|Three chairs - "one for solitude, two for friendship, three for society".|
Why do people desire larger houses? Can't a person entertain guests in a Walden Pond-like 150 square foot tiny home?
One of the reasons many who love big houses give for wanting the large interior space of a boutique hotel is to entertain and have room for guests.
Gleaning comments from our post on Average House Size By Country (NBA's most viewed post ever) I came up with the following:
"I want to have space for people to visit and stay, and space to host bigger parties and events."
"I like having separate bedrooms and bathrooms for guests."
"I like having friends and family stay with me."
"What I am really looking forward to is the luxury that we will be able to host guests comfortably. We can now host exchange students, and know that any visiting friends with children, or our elderly relatives will be more comfortable during their stay. They can recuperate from socialising in their own room rather than being confined to the living room or one of the children's bedrooms."
Although I admire the generosity of wanting to be a gracious host, I don't entirely understand what lots of room has to do with it unless you have an urge to be an innkeeper. What ever happened to sleeping on an air mattress on the floor?
In the tiny space of my home there is no hazard of losing guests. Everyone can hear anything more than a discreetly camouflaged fart regardless of where they are, making any visit a very sociable affair.
You can't run, or hide. If you come here, we WILL be visiting, which in my view, is the whole reason for guests in the first place.
Henry David Thoreau didn't like big houses for a variety of reasons, including their influence on social interactions.
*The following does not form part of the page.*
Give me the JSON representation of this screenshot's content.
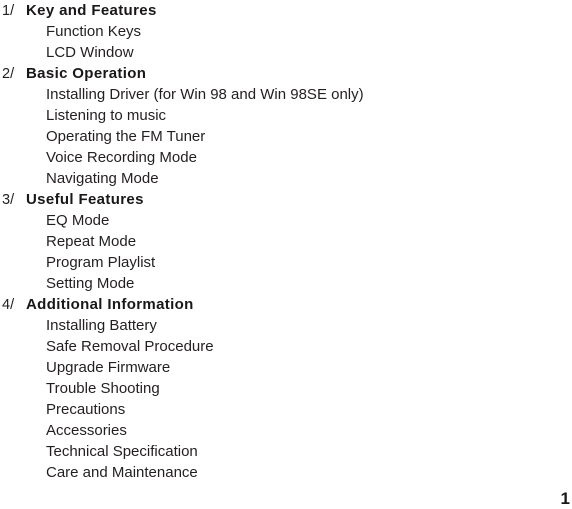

He thought that small houses fostered more rousing visits.
"I had three chairs in my house; one for solitude, two for friendship, three for society. When visitors came in larger and unexpected numbers there was but the third chair for them all, but they generally economized the room by standing up.
It is surprising how many great men and women a small house will contain. I have had twenty-five or thirty souls, with their bodies, at once under my roof, and yet we often parted without being aware that we had come very near to one another."
If Thoreau's 150 square feet can host 25 or 30 souls, I imagine my small home could fit over 100 comfortably. Granted, sleeping space, if needed, would be at a premium.